Egyptian Justice Minister Mohamed al-Guindi on Sunday defended the draft law criminalizing protests, strikes and demonstrations, which oppostition parties and human rights organizations had rejected.
“Workers exercising their right to strike should not be at the expense of the rights of others to access services,” he said.
“The draft law aims to thwart plans by remnants of the former regime to create chaos in the Egyptian street," he said. “The increasing number of demonstrations suggests they are a counter-revolution by those associated with the former regime to disrupt production and the economy.”
Al-Guindi explained that demonstrations that did not disrupt work would be allowed.
“The Egyptian society is worried about the recent numerous protests that have stopped work in various state institutions," he added.
The minister explained that the draft law was temporary and would be lifted once the emergency law has been abolished.

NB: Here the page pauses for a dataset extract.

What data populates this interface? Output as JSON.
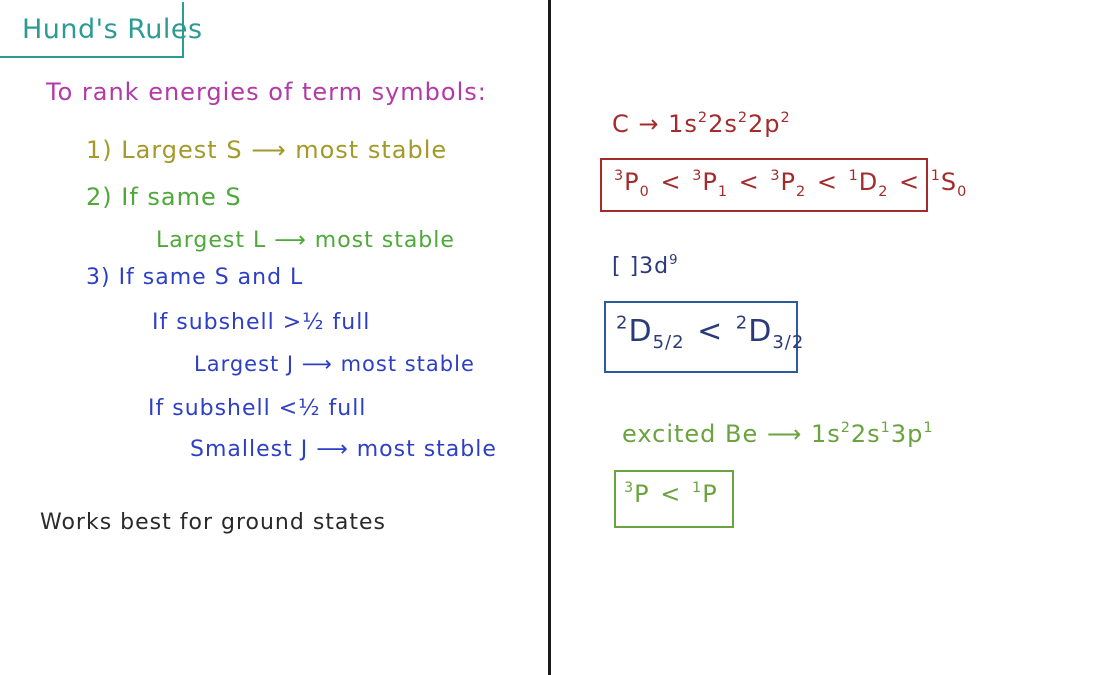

The draft law imposes penalties of up to one year of imprisonment and a fine of up to half a million Egyptian pounds for those who incite, organize or stage demonstrations, sit-ins or strikes that lead to the suspension of work at state or private institutions.